One owner of Friedman's edition was Debussy. When war blocked contact between France and Austria, music from Leipzig and Vienna could no longer arrive in France, and a Chopin edition was sorely lacking. The publisher Durand commissioned Debussy to edit the piano music. As he progressed, Debussy wrote Durand:
I find the Chopin manuscripts truly terrifying . . . ! How can you expect three manuscripts, certainly not all in Chopin's hand, to agree with each other? Of course, only one can be right . . . and that's where the story begins. Chopin, impressionable and sensitive as he was, must have cor rected his proofs—when he had the time, poor man! That's why I have considerable confidence in the "Friedman" edition. It takes into account all the previous editions and testifies to a lively understanding of Chopin's style. As for Scholz [Edition Peters], he's an imbecile.3
Friedman's edition contains details present in his performances of works that had not been recorded by him. In Chopin's Ballade in G Minor, Op. 23, a right hand voices two notes into a pattern by tying the sixth eighth-note into the following second eighth-note to syncopate and echo the descending bass notes: José Vianna da Motta, a Portuguese pupil of Liszt and von Bülow reviewed Friedman's edition:
In passages with different variants, Friedman's edition does not fundamen tally distinguish itself from Mikuli's, who really already did most of the work with this and left little for his successor to do. The phrasing given is very subtle, without falling into "overcrowded" detail. The careful pedal markings are wonderful, as the half pedal is often given, which is so important in practice and is so seldom fixed in writing. I can come to terms with the fingerings less frequently. Here I believe, contrary to Friedman, that Chopin's fingerings can still be mastered. And where one cannot stay with them or the author does not give an alternative, I find Klindworth's fingerings suppler than Friedman's. But fingering is perhaps the most individual part of piano technique; it is not easy to find a valid fingering that is generally accepted.4
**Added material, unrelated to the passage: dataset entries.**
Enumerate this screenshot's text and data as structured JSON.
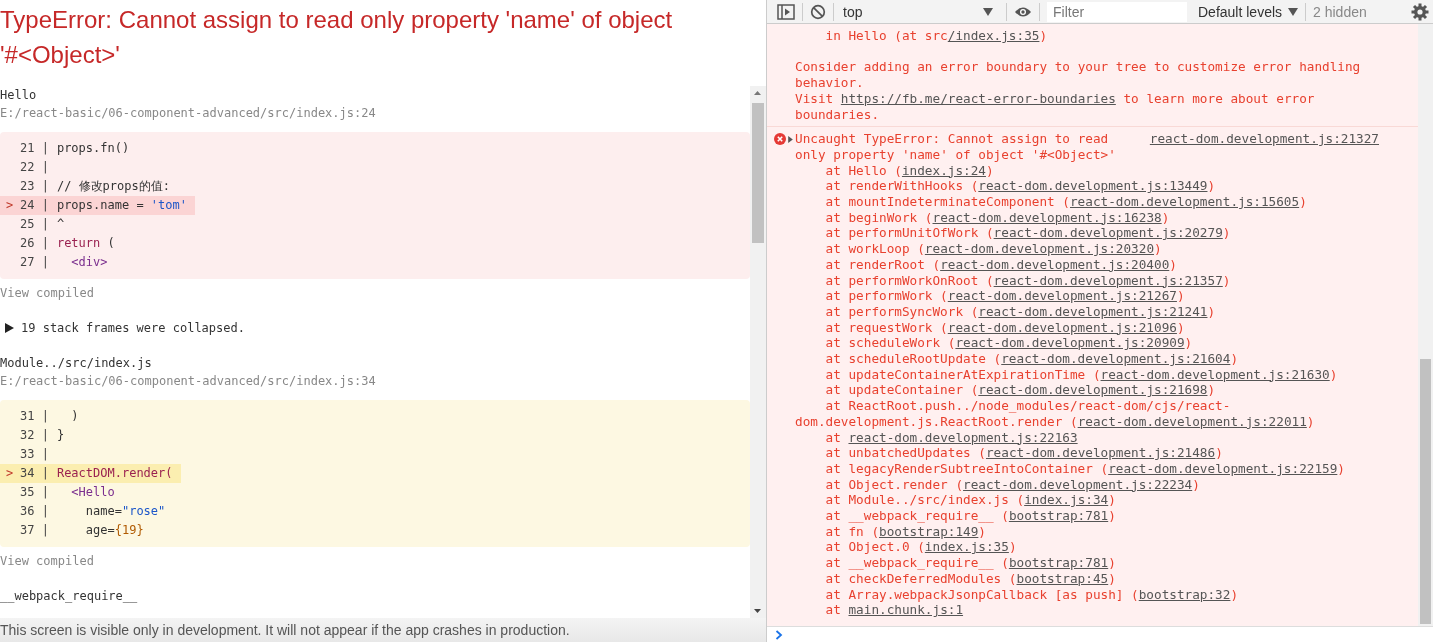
{
  "overlay": {
    "title": "TypeError: Cannot assign to read only property 'name' of object '#<Object>'",
    "items": [
      {
        "kind": "frame",
        "name": "Hello",
        "path": "E:/react-basic/06-component-advanced/src/index.js:24",
        "color": "#fdeeee",
        "lines": [
          {
            "gutter": "21 |",
            "highlighted": false,
            "tokens": [
              {
                "t": "props.fn()",
                "kind": "plain"
              }
            ]
          },
          {
            "gutter": "22 |",
            "highlighted": false
          },
          {
            "gutter": "23 |",
            "highlighted": false,
            "tokens": [
              {
                "t": "// 修改props的值:",
                "kind": "plain"
              }
            ]
          },
          {
            "marker": ">",
            "gutter": "24 |",
            "highlighted": true,
            "tokens": [
              {
                "t": "props.name = ",
                "kind": "plain"
              },
              {
                "t": "'tom'",
                "kind": "string"
              }
            ]
          },
          {
            "gutter": "25 |",
            "highlighted": false,
            "tokens": [
              {
                "t": "^",
                "kind": "plain"
              }
            ]
          },
          {
            "gutter": "26 |",
            "highlighted": false,
            "tokens": [
              {
                "t": "return",
                "kind": "keyword"
              },
              {
                "t": " (",
                "kind": "plain"
              }
            ]
          },
          {
            "gutter": "27 |",
            "highlighted": false,
            "tokens": [
              {
                "t": "  <div>",
                "kind": "tag"
              }
            ]
          }
        ],
        "link": "View compiled"
      },
      {
        "kind": "collapsed",
        "expanded": false,
        "text": "19 stack frames were collapsed."
      },
      {
        "kind": "frame",
        "name": "Module../src/index.js",
        "path": "E:/react-basic/06-component-advanced/src/index.js:34",
        "color": "#fdf8e2",
        "lines": [
          {
            "gutter": "31 |",
            "highlighted": false,
            "tokens": [
              {
                "t": "  )",
                "kind": "plain"
              }
            ]
          },
          {
            "gutter": "32 |",
            "highlighted": false,
            "tokens": [
              {
                "t": "}",
                "kind": "plain"
              }
            ]
          },
          {
            "gutter": "33 |",
            "highlighted": false
          },
          {
            "marker": ">",
            "gutter": "34 |",
            "highlighted": true,
            "tokens": [
              {
                "t": "ReactDOM.render(",
                "kind": "keyword"
              }
            ]
          },
          {
            "gutter": "35 |",
            "highlighted": false,
            "tokens": [
              {
                "t": "  <Hello",
                "kind": "tag"
              }
            ]
          },
          {
            "gutter": "36 |",
            "highlighted": false,
            "tokens": [
              {
                "t": "    name=",
                "kind": "plain"
              },
              {
                "t": "\"rose\"",
                "kind": "string"
              }
            ]
          },
          {
            "gutter": "37 |",
            "highlighted": false,
            "tokens": [
              {
                "t": "    age=",
                "kind": "plain"
              },
              {
                "t": "{19}",
                "kind": "number"
              }
            ]
          }
        ],
        "link": "View compiled"
      },
      {
        "kind": "frame",
        "name": "__webpack_require__"
      }
    ],
    "footer": "This screen is visible only in development. It will not appear if the app crashes in production."
  },
  "console": {
    "toolbar": {
      "context": "top",
      "filter_placeholder": "Filter",
      "levels": "Default levels",
      "hidden": "2 hidden"
    },
    "messages": [
      {
        "kind": "continuation",
        "frames": [
          {
            "prefix": "in Hello (at src",
            "link": "/index.js:35",
            "suffix": ")"
          }
        ],
        "notes": [
          {
            "before": "Consider adding an error boundary to your tree to customize error handling behavior."
          },
          {
            "before": "Visit ",
            "link": "https://fb.me/react-error-boundaries",
            "after": " to learn more about error boundaries."
          }
        ]
      },
      {
        "kind": "error",
        "expanded": false,
        "text": "Uncaught TypeError: Cannot assign to read only property 'name' of object '#<Object>'",
        "source": "react-dom.development.js:21327",
        "frames": [
          {
            "prefix": "at Hello (",
            "link": "index.js:24",
            "suffix": ")"
          },
          {
            "prefix": "at renderWithHooks (",
            "link": "react-dom.development.js:13449",
            "suffix": ")"
          },
          {
            "prefix": "at mountIndeterminateComponent (",
            "link": "react-dom.development.js:15605",
            "suffix": ")"
          },
          {
            "prefix": "at beginWork (",
            "link": "react-dom.development.js:16238",
            "suffix": ")"
          },
          {
            "prefix": "at performUnitOfWork (",
            "link": "react-dom.development.js:20279",
            "suffix": ")"
          },
          {
            "prefix": "at workLoop (",
            "link": "react-dom.development.js:20320",
            "suffix": ")"
          },
          {
            "prefix": "at renderRoot (",
            "link": "react-dom.development.js:20400",
            "suffix": ")"
          },
          {
            "prefix": "at performWorkOnRoot (",
            "link": "react-dom.development.js:21357",
            "suffix": ")"
          },
          {
            "prefix": "at performWork (",
            "link": "react-dom.development.js:21267",
            "suffix": ")"
          },
          {
            "prefix": "at performSyncWork (",
            "link": "react-dom.development.js:21241",
            "suffix": ")"
          },
          {
            "prefix": "at requestWork (",
            "link": "react-dom.development.js:21096",
            "suffix": ")"
          },
          {
            "prefix": "at scheduleWork (",
            "link": "react-dom.development.js:20909",
            "suffix": ")"
          },
          {
            "prefix": "at scheduleRootUpdate (",
            "link": "react-dom.development.js:21604",
            "suffix": ")"
          },
          {
            "prefix": "at updateContainerAtExpirationTime (",
            "link": "react-dom.development.js:21630",
            "suffix": ")"
          },
          {
            "prefix": "at updateContainer (",
            "link": "react-dom.development.js:21698",
            "suffix": ")"
          },
          {
            "prefix": "at ReactRoot.push../node_modules/react-dom/cjs/react-dom.development.js.ReactRoot.render (",
            "link": "react-dom.development.js:22011",
            "suffix": ")"
          },
          {
            "prefix": "at ",
            "link": "react-dom.development.js:22163"
          },
          {
            "prefix": "at unbatchedUpdates (",
            "link": "react-dom.development.js:21486",
            "suffix": ")"
          },
          {
            "prefix": "at legacyRenderSubtreeIntoContainer (",
            "link": "react-dom.development.js:22159",
            "suffix": ")"
          },
          {
            "prefix": "at Object.render (",
            "link": "react-dom.development.js:22234",
            "suffix": ")"
          },
          {
            "prefix": "at Module../src/index.js (",
            "link": "index.js:34",
            "suffix": ")"
          },
          {
            "prefix": "at __webpack_require__ (",
            "link": "bootstrap:781",
            "suffix": ")"
          },
          {
            "prefix": "at fn (",
            "link": "bootstrap:149",
            "suffix": ")"
          },
          {
            "prefix": "at Object.0 (",
            "link": "index.js:35",
            "suffix": ")"
          },
          {
            "prefix": "at __webpack_require__ (",
            "link": "bootstrap:781",
            "suffix": ")"
          },
          {
            "prefix": "at checkDeferredModules (",
            "link": "bootstrap:45",
            "suffix": ")"
          },
          {
            "prefix": "at Array.webpackJsonpCallback [as push] (",
            "link": "bootstrap:32",
            "suffix": ")"
          },
          {
            "prefix": "at ",
            "link": "main.chunk.js:1"
          }
        ]
      }
    ]
  }
}
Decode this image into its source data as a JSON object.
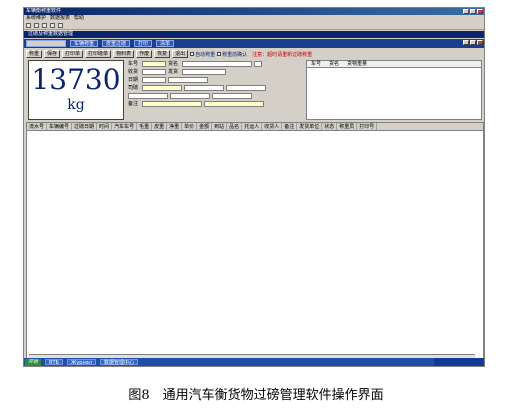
{
  "window": {
    "title": "车辆衡称重软件"
  },
  "menu": [
    "系统维护",
    "数据报表",
    "帮助"
  ],
  "inner_title": "过磅及称重数据管理",
  "tabs": [
    "车辆称重",
    "皮重过磅",
    "打印",
    "清单"
  ],
  "ops": [
    "称重",
    "保存",
    "打印单",
    "打印磅单",
    "物料表",
    "作废",
    "恢复",
    "退出"
  ],
  "checks": [
    "自动称重",
    "称重前确认"
  ],
  "notice": "注意：超时请重新过磅称重",
  "weight": {
    "value": "13730",
    "unit": "kg"
  },
  "form_labels": [
    "车号",
    "货名",
    "收货",
    "发货",
    "日期",
    "司磅",
    "备注"
  ],
  "right_table": {
    "headers": [
      "车号",
      "货名",
      "货物重量"
    ]
  },
  "grid_headers": [
    "流水号",
    "车辆编号",
    "过磅日期",
    "时间",
    "汽车车号",
    "毛重",
    "皮重",
    "净重",
    "单价",
    "金额",
    "到站",
    "品名",
    "托运人",
    "收货人",
    "备注",
    "发货单位",
    "状态",
    "称重员",
    "打印号"
  ],
  "taskbar": {
    "start": "开始",
    "items": [
      "ВТБ",
      "Журнал",
      "数据管理中心"
    ]
  },
  "caption": "图8　通用汽车衡货物过磅管理软件操作界面"
}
Friedman continued his editorial work with Liszt's major piano works, Schumann, Bach's Two and Three Part Inventions, and several Beethoven sonatas. Unlike his Chopin editions, these scores bear fewer markings but are of interest for occasional pedal marks, phrasing, and fingering.
"The Friedman edition takes into account all the previous editions and testifies to a lively understanding of Chopin's style."
Although pianists today tend to avoid edited scores, many overlooked editions surprise. Imagine what there is to be detected in Debussy's covering of Chopin, Brahms editing Chopin and Couperin, Liszt and Busoni detailing their ideas on other masterworks. A final example of how these revealing editorial forays draw us into a grand forum of past musical thinkers comes from Horszowski. He mentioned Busoni's edition of Bach's Well-Tempered Clavier: its final volume has an overlooked analysis of the fugue in Beethoven's "Hammerklavier" Sonata, Op. 106. Busoni suggested a rhythmic regrouping of its fi nal bars. While attracted to the solution, Horszowski remonstrated: "I like what Mr. Busoni has done but I cannot play it so. I have to defer to the composer."
1 Moriz Rosenthal in a letter to Ignaz Friedman. Nachlass Ignaz Friedman, Musikabteilung, Staatsbibliothek, Berlin.
3 Claude Debussy in a letter to his publisher, Durand. In Debussy, C. (2005). Correspondence (1872-1918). Paris: Gallimard.
4 Vianna da Motta, J. (1914). Chopin's Klavierwerke. Die Musik (13) 19.